This year has been a historic one for Skyline. Not only has the school enjoyed immense success in academics, sports, and the arts while being ranked number one in the state of Utah by the Daily Beast, but the Eagles are also celebrating their quinquagenary anniversary. After a journey that began in 2000, the seniors of the 2012-2013 school year are finally finishing their secondary education as the fiftieth graduating class of Skyline High School.
An interesting comparison can be made between the Skyline senior class of 1963 and the senior class of 2013. During their senior year, the average income was $5,807.00 and gas cost 29 cents per gallon. These Eagles mourned with a nation over the assassination of President John F. Kennedy, were rocked by Beatlemania, witnessed the bombing of a church in Birmingham that killed four little girls, listened to Martin Luther King Junior’s “I Have a Dream Speech,” followed the news of the Great Train Robbery in England, and went to the movie theater to see The Birds and Lord of the Flies.
During the class of 2013’s senior year, the average income (taken from 2012 data) is around $45,018.00 and gas costs around $3.60 per gallon. These Eagles have followed the event of Syria’s civil war, seen the election of a new pope – the first from the Americas, grieved over the Newtown shootings and the Boston marathon bombing, witnessed the most powerful meteor to strike the earth’s atmosphere in over a century explode over Russia, and gone to see The Great Gatsby and Iron Man 3 at the cinema.
The home to the senior class of 1963 was designed by architect Dean L. Gustavason, and it was at the time “one of the most modern school plants in the Intermountain West.” The seniors’ principal was Ernest A. Pizza, they were aided by four counselors and 66 faculty members, and their senior class officers were Ronald Jensen, Ed Huntsman, and Jim Talvite. The seniors had, among other activities, a senior assembly, class party, and banquet; their graduation theme was by John Ruskin; they participated in organizations like Key Club, Pep Club, and Folk Singing Club; and they danced at their senior prom to the theme “Old Fashioned Christmas.”
The Skyline senior class of 2013 remains in the same building – although it has had a few touch-ups and the addition of a new (and sorely needed) A/C system. Their principal is Doug Bingham, they enjoy the guidance of eight counselors and 65 faculty members, and their senior class officers are Indigo Cook, Kylie Kida, and Alex Marble. The seniors have participated in activities like Senior Sunrise and Senior Movie Night, and they are gearing up for Senior Dinner Dance; their graduation theme is by Buddha; they are involved in organizations like Key Club, Ski and Snowboard Club, and Balloon Club; and their senior prom song was “One and Only.”

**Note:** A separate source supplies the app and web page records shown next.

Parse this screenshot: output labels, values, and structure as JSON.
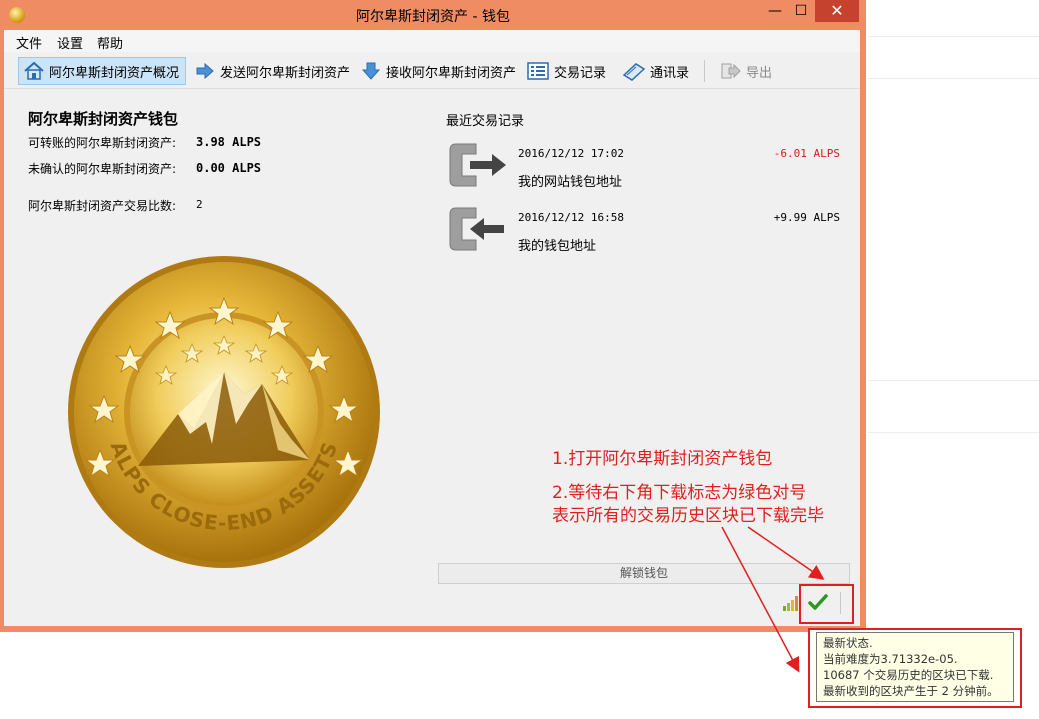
{
  "window": {
    "title": "阿尔卑斯封闭资产 - 钱包",
    "minimize": "—",
    "maximize": "☐",
    "close": "✕"
  },
  "menu": {
    "file": "文件",
    "settings": "设置",
    "help": "帮助"
  },
  "toolbar": {
    "overview": "阿尔卑斯封闭资产概况",
    "send": "发送阿尔卑斯封闭资产",
    "receive": "接收阿尔卑斯封闭资产",
    "transactions": "交易记录",
    "addressbook": "通讯录",
    "export": "导出"
  },
  "overview": {
    "title": "阿尔卑斯封闭资产钱包",
    "balance_label": "可转账的阿尔卑斯封闭资产:",
    "balance_value": "3.98 ALPS",
    "unconfirmed_label": "未确认的阿尔卑斯封闭资产:",
    "unconfirmed_value": "0.00 ALPS",
    "txcount_label": "阿尔卑斯封闭资产交易比数:",
    "txcount_value": "2",
    "coin_text": "ALPS CLOSE-END ASSETS"
  },
  "recent": {
    "title": "最近交易记录",
    "transactions": [
      {
        "date": "2016/12/12 17:02",
        "amount": "-6.01 ALPS",
        "label": "我的网站钱包地址",
        "amount_color": "#d02020",
        "direction": "out"
      },
      {
        "date": "2016/12/12 16:58",
        "amount": "+9.99 ALPS",
        "label": "我的钱包地址",
        "amount_color": "#000000",
        "direction": "in"
      }
    ]
  },
  "unlock_button": "解锁钱包",
  "annotations": {
    "step1": "1.打开阿尔卑斯封闭资产钱包",
    "step2_line1": "2.等待右下角下载标志为绿色对号",
    "step2_line2": "表示所有的交易历史区块已下载完毕"
  },
  "tooltip": {
    "line1": "最新状态.",
    "line2": "当前难度为3.71332e-05.",
    "line3": "10687 个交易历史的区块已下载.",
    "line4": "最新收到的区块产生于 2 分钟前。"
  },
  "colors": {
    "accent": "#f08c63",
    "annotation": "#e02020",
    "check": "#2a9a1e"
  }
}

The differences and similarities between these two classes are significant; both groups of seniors are separated by fifty years worth of culture and history, yet they are united within the same school and by the same desire to excel at everything they do. Those students who are graduating this year on June 6 have built off of the legacy left by their predecessors, and they have taken the school to heights never before imagined. They have pushed Skyline to the top of the academic heap in Utah, won countless awards in the arts, achieved many a state championship title, and they have in countless other ways created a legacy of their own to leave for the next graduating class – and the one that follows fifty years from now. “If I’ve learned anything from high school,” states Beth Bergeson, “it’s to expect the unexpected. Seriously. But even if it’s crazy, it’s definitely worth it!” Vincent Fu also offers up his take on this fiftieth senior year: “I feel like as seniors, we’ve grown a lot closer to each other. For me personally, I’ve developed deeper friendships with a lot of people and I’m really grateful for everyone who is a part of my life.”

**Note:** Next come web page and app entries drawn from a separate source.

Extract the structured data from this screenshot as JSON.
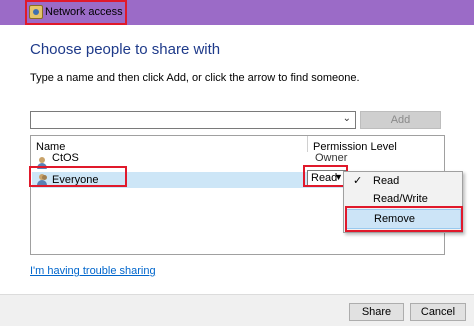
{
  "window": {
    "title": "Network access",
    "colors": {
      "title_bar": "#9b6bc7",
      "highlight": "#e0192b",
      "selection": "#cde6f7"
    }
  },
  "heading": "Choose people to share with",
  "instructions": "Type a name and then click Add, or click the arrow to find someone.",
  "name_input": {
    "value": "",
    "placeholder": ""
  },
  "add_label": "Add",
  "list": {
    "columns": [
      "Name",
      "Permission Level"
    ],
    "rows": [
      {
        "name": "CtOS",
        "permission": "Owner",
        "icon": "user-icon"
      },
      {
        "name": "Everyone",
        "permission": "Read",
        "icon": "group-icon",
        "selected": true
      }
    ]
  },
  "permission_menu": {
    "items": [
      {
        "label": "Read",
        "checked": true
      },
      {
        "label": "Read/Write",
        "checked": false
      },
      {
        "label": "Remove",
        "checked": false,
        "hovered": true
      }
    ],
    "check_glyph": "✓"
  },
  "trouble_link": "I'm having trouble sharing",
  "footer": {
    "share_label": "Share",
    "cancel_label": "Cancel"
  }
}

Fifty years after Skyline’s establishment, the road to graduation remains a long and often demanding one. The fiftieth graduating class has made it through three years of staying up late doing homework and studying for tests, competing in tournaments for subjects like math or debate, practicing for hours on the sports field, attending and performing in countless concerts, musicals, and plays; and evading hall monitors on the occasional morning or two. Through it all, they have shed tears together, laughed together, and grown together to become a graduating class entirely unique and incredible in its own way.